When Stephen Hemsley took over as chief executive of United-Health Group in December 2006, he inherited a bit of a governance mess. Since March of that year, the company had been embroiled in an options backdating scandal, making it the target of both SEC and Justice Department investigations. The board had lost credibility when for months it refused to oust CEO William McGuire, even as dozens of other companies were dismissing chief executives over similar allegations. Hemsley, an insider who had been cleared of wrongdoing, was tasked with restoring trust at the Minneapolis health care company, and that included dealing with a board that had aligned itself, perhaps too closely, with the tainted image of its fallen chief.

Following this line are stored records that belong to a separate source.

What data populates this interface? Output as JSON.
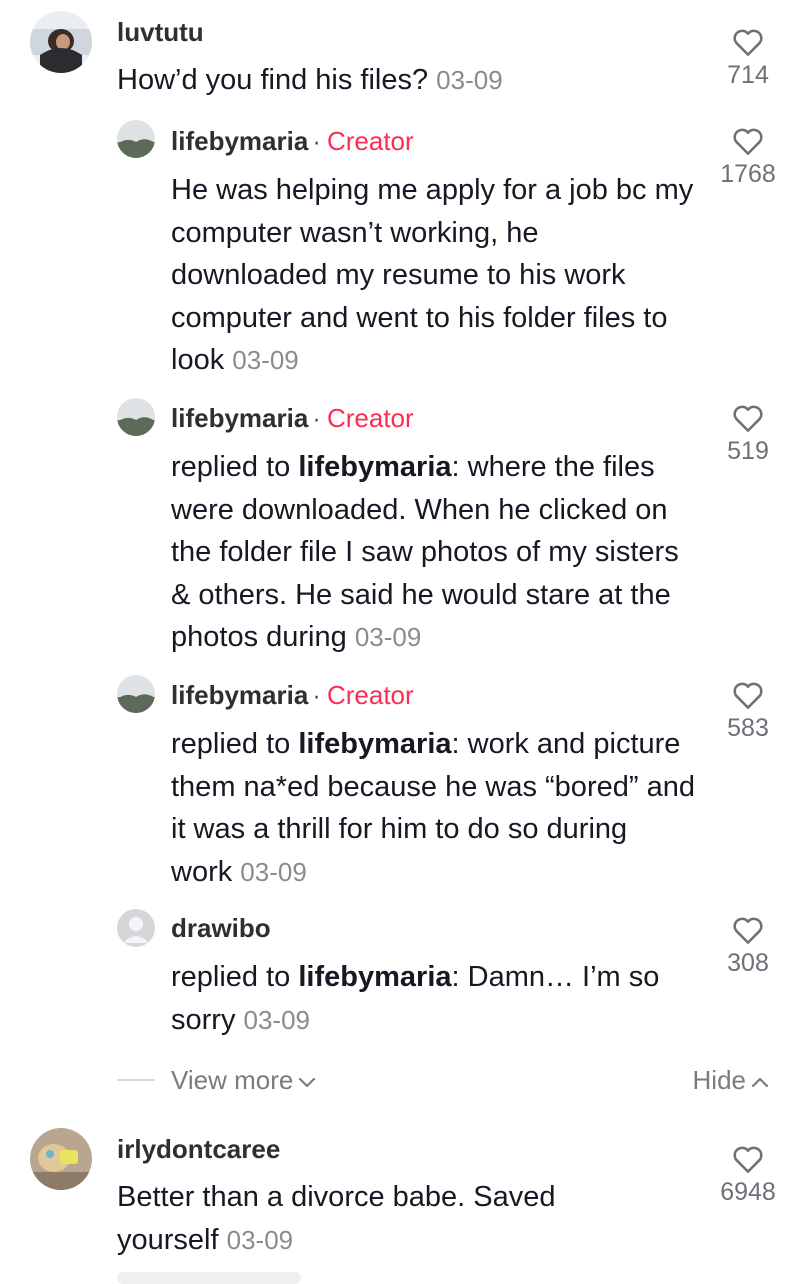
{
  "comments": [
    {
      "username": "luvtutu",
      "text": "How’d you find his files?",
      "timestamp": "03-09",
      "likes": "714"
    },
    {
      "username": "lifebymaria",
      "badge": "Creator",
      "text": "He was helping me apply for a job bc my computer wasn’t working, he downloaded my resume to his work computer and went to his folder files to look",
      "timestamp": "03-09",
      "likes": "1768"
    },
    {
      "username": "lifebymaria",
      "badge": "Creator",
      "reply_prefix": "replied to",
      "reply_to": "lifebymaria",
      "text": "where the files were downloaded. When he clicked on the folder file I saw photos of my sisters & others. He said he would stare at the photos during",
      "timestamp": "03-09",
      "likes": "519"
    },
    {
      "username": "lifebymaria",
      "badge": "Creator",
      "reply_prefix": "replied to",
      "reply_to": "lifebymaria",
      "text": "work and picture them na*ed because he was “bored” and it was a thrill for him to do so during work",
      "timestamp": "03-09",
      "likes": "583"
    },
    {
      "username": "drawibo",
      "reply_prefix": "replied to",
      "reply_to": "lifebymaria",
      "text": "Damn… I’m so sorry",
      "timestamp": "03-09",
      "likes": "308"
    },
    {
      "username": "irlydontcaree",
      "text": "Better than a divorce babe. Saved yourself",
      "timestamp": "03-09",
      "likes": "6948"
    }
  ],
  "thread_controls": {
    "view_more": "View more",
    "hide": "Hide"
  },
  "colors": {
    "creator_badge": "#fe2c55",
    "timestamp": "#8a8b91",
    "text": "#161823"
  },
  "icons": {
    "like": "heart-outline-icon",
    "view_more": "chevron-down-icon",
    "hide": "chevron-up-icon"
  }
}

In the nearly three years since, fully half of the board has turned over, with old-guard directors retiring their seats, and new independent directors, such as Robert Darretta, the retired vice chairman and CFO of Johnson & Johnson, and Michele J. Hooper, managing partner and cofounder of The Director's Council, a private company that helps boards increase their independence and diversity, coming on. The result is a largely independent and continually evolving board, possessing industry expertise and knowledge uniquely relevant to UnitedHealth's future success.
But it shouldn't take a governance crisis to prompt a review of board composition. As industry changes force shifts in corporate strategy, most CEOs will, at some point in their tenure, find it necessary to ask themselves whether they have the right mix of expertise, experience and business savvy to advise and challenge senior management on the path to success. A board that has served adequately, even exceptionally, during one phase of the company's life, may well be ill-suited for the next phase. "And it doesn't mean the board members aren't very good people. It just means that the company has moved to an entirely different place," says Jerre Stead, CEO of IHS, a provider of technical information, decision-support tools and related services.
Businesses that had been focused purely on domestic sales, for example, may need to recruit directors with international savvy as they plan to move into markets abroad. Even those without immediate plans to expand overseas need to understand how rapid globalization will affect their markets. "It's so critical today to have board members who have global views," says Stead. "It has to be people who have either led global organizations or lived abroad--or both. And they need to have stayed current because the world is changing so quickly." Gayle Mattson, EVP and global leader of the Board & CEO Practice at executive search firm DHR International, reports that an increasing number of companies are seeking out such expertise for their boards. "Globalization is the number one priority of every corporate board today that I've had the privilege of working with," she says.
In other fast-moving, competitive industries, CEOs need to make sure that at least some of their directors understand current trends and can evaluate not only where the company is, but where it needs to go. "That's especially true in our industry," says Dan Hesse, CEO of Sprint Nextel Corp. "Things change quickly in technology businesses, so it's important that the skills of the board keep up with the strategy of the company and the environment in which it operates."
Other CEOs may find they need help from a Washington insider as their companies navigate a newly regulated environment. "If you were in banking and you thought you were unregulated, now all of a sudden you're regulated," says Hesse. "And if you are a company that takes government assistance, your business plan and environment with respect to regulation has just changed a whole lot, very...